Hope is the optimism that inspires people and helps them overcome seemingly insurmountable obstacles—the distant light at the end of the tunnel. Hope allows you to look forward to your situation but can also help you recover.

Everyone has a story, but what makes it a story of hope is that it emphasizes the possibility of a positive outcome, despite challenging circumstances or setbacks. In class, we read four stories, each focusing on a challenge and associated words: hope, resilience, survival and adversity.

While reading these stories, I found an article that closely related to me. In the sports world, the worst thing that can happen is a career-ending injury, especially when it is your job.

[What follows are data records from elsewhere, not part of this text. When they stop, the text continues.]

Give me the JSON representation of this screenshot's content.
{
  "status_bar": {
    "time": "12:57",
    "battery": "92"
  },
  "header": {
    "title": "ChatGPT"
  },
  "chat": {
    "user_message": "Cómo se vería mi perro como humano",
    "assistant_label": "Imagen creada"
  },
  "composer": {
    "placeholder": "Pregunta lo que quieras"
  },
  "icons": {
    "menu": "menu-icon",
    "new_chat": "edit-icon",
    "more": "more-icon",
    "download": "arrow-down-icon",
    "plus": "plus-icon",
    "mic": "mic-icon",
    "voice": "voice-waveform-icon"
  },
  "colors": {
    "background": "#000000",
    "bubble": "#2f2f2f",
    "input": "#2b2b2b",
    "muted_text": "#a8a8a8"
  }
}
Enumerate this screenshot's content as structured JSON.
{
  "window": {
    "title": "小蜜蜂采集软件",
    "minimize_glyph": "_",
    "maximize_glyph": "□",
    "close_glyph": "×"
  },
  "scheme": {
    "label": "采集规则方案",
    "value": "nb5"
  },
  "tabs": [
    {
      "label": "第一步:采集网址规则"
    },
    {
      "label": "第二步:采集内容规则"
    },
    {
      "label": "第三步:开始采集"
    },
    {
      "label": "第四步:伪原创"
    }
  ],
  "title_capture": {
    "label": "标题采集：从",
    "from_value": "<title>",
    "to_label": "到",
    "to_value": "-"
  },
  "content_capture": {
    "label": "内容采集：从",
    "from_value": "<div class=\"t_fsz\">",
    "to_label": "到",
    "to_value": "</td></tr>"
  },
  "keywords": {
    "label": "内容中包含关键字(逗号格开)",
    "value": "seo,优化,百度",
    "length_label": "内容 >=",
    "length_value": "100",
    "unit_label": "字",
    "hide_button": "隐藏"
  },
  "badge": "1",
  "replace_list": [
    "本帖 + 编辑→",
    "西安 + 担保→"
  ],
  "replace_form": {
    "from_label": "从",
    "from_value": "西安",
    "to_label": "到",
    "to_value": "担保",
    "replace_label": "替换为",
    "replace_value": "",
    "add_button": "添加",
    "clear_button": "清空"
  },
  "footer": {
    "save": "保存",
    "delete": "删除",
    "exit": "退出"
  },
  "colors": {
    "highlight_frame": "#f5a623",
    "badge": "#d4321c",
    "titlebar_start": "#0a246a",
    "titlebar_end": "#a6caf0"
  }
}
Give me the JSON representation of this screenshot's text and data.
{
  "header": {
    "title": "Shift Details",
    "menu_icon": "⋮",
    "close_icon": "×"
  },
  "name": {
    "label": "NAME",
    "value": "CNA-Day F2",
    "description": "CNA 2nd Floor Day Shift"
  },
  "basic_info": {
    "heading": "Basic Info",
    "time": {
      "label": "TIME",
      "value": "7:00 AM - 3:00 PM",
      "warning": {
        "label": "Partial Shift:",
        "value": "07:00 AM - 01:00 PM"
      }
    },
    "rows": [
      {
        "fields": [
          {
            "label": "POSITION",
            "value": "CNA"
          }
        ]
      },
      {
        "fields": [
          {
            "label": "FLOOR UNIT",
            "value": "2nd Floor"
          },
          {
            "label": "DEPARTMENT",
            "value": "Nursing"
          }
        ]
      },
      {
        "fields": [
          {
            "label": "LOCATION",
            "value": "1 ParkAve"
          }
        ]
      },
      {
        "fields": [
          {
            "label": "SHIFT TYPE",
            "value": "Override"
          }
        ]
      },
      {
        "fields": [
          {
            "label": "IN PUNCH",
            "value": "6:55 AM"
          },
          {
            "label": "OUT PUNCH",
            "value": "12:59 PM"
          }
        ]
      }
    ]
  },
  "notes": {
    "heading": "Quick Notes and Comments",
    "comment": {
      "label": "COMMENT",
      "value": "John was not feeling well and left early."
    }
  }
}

In August of 2014, that is exactly what happened to Paul George, an NBA superstar. While training with Team USA, he broke his leg, possibly ending his career. Merely returning to the NBA would have been a success story. But returning to superstardom was thought to be impossible. Before he could even pick up a basketball, he needed to relearn to walk. “Ninety percent of the whole rehab is mental,” George said. “You’re doing the same stuff, day after day, that gets tiring. It’s tedious work rehabbing. That was really the whole battle was how do I keep motivation.” Being away from the game made George cherish it and how much it meant.

Being an athlete, I connect to this situation where you feel helpless from an injury. Learning from George’s recovery shows the incredible mental resilience and strength you need to recover. Bouncing back and defying the odds demonstrates mental strength’s importance through tough times. These lessons are not just for basketball players, but they are life skills for any adversity.

Often times we might think the world is out to get us, but it is all how you perceive your situation. If you only focus on the bad, you will only see the bad things and miss all the good things that might happen. You have to learn from failure, turning tough times into a lesson. Life goes up and down, and knowing your situation will improve is the first step to resilience. The next step, like George, is starting by taking those baby steps. That is what makes a story of hope.